Thanks for taking the time to unwind from a long week with a new collection of association management trends handpicked for you from across the Web.
Every week, I sit down to flesh out the content of this blog, and every week I have no idea what the end product will look like. I don’t mean to highlight the fact that I’m unprepared, or I lack the pre-planning necessary for successful blogging. Instead, I want to take that fact and draw attention to my realization that my blogging preparedness is indicative of the association industry in general. Think about it; the association industry is a dynamic one, driven by the enthusiasm and support of its members and so does, to a large extent, mirror the changes and trends of the world that surrounds it. These changes can be difficult to predict or completely understand. In light of that, I present to you a selection of stories that I hope will further define our understanding of the association industry and improve our productivity as professionals within it.
This first snapshot is quite an interesting one that (I would imagine) gets overlooked more often than you would think. Financial planning is no easy undertaking (which is why most companies can justify devoting an entire department to it), but it doesn’t simply boil down to a goal of enormous cash reserves. In this article, author Terry Lowney discusses what I’m going to call “reserve management.” Essentially, the practice addresses the basic question: “How much money should I keep in the association’s reserve?” Honestly, it’s a little bit surprising! Obviously we know that having too little money is not a good thing, but Lowney raises concerns from the opposite end as well.
So often in membership-centric industries we find ourselves devoted to the concept of attracting and empowering new members. We devote much of our advertising and outreach power to the “next generation” of industry professionals that we can tend to overlook our older, longer-standing members. In this article on Association Advisor we take a look at this trend in a bit more depth and work to understand ways to combat. It can be easy to think that, because they have been around for quite some time, long-standing members deserve less of our effort and guidance. This mindset can be detrimental to member-retention and to the depth of experience and knowledge available, ultimately, affect the success of the association.

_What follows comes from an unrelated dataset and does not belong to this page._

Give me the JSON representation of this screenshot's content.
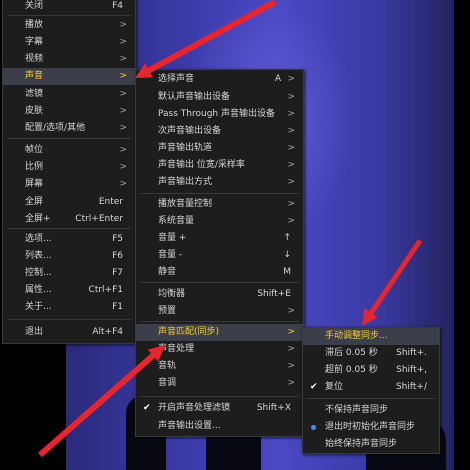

While not specific to the association industry, this next article is a bit more generally applicable to decision-making and leadership. We invest quite a bit of trust in our leaders and expect them to make the best decisions for the good of the whole. However, being human means that leaders can fall victim to poor decision-making (just as we all can). This article addresses the roots of poor decision-making and serves as a reminder to leaders everywhere that their position, and the future of the organization, is intricately tied to their success and vision.
We’ve addressed the issue of long-standing members of associations, so I thought it only fair to include an article that looks at the whippersnappers. While, as we conclude earlier, it is important to keep your older members engaged and feeling valued, it is equally (if not more) important to prepare for the upcoming swarm of the millennial generation. Just entering their college years (or recently graduated), this generation is going to be taking the workforce by storm, prompting a fundamental shift in the professional world. This article addresses some of the ways a company can prepare for their emergence.
With ASAE 2013 behind us, I have seen a plethora of articles recapping the event and offering informed opinions. Being a rookie in the industry, however, none of them really seemed to reach out to me. That’s when I decided to modify my search and I ran across this article. I think I enjoyed it most because it didn’t just try to recap the event – rather, it generalized the event (including preparation and reflection) into a “how-to” guide. It offers some helpful conference advice for first-timers, including how to stand out in a crowd and prepare for the event that lies ahead.
Thanks, as always, for reading along. I particularly enjoyed this week’s articles – they were informative and detail-oriented; I hope you felt the same. Have a great weekend and I’ll see you next week
Enjoy this video in the meantime.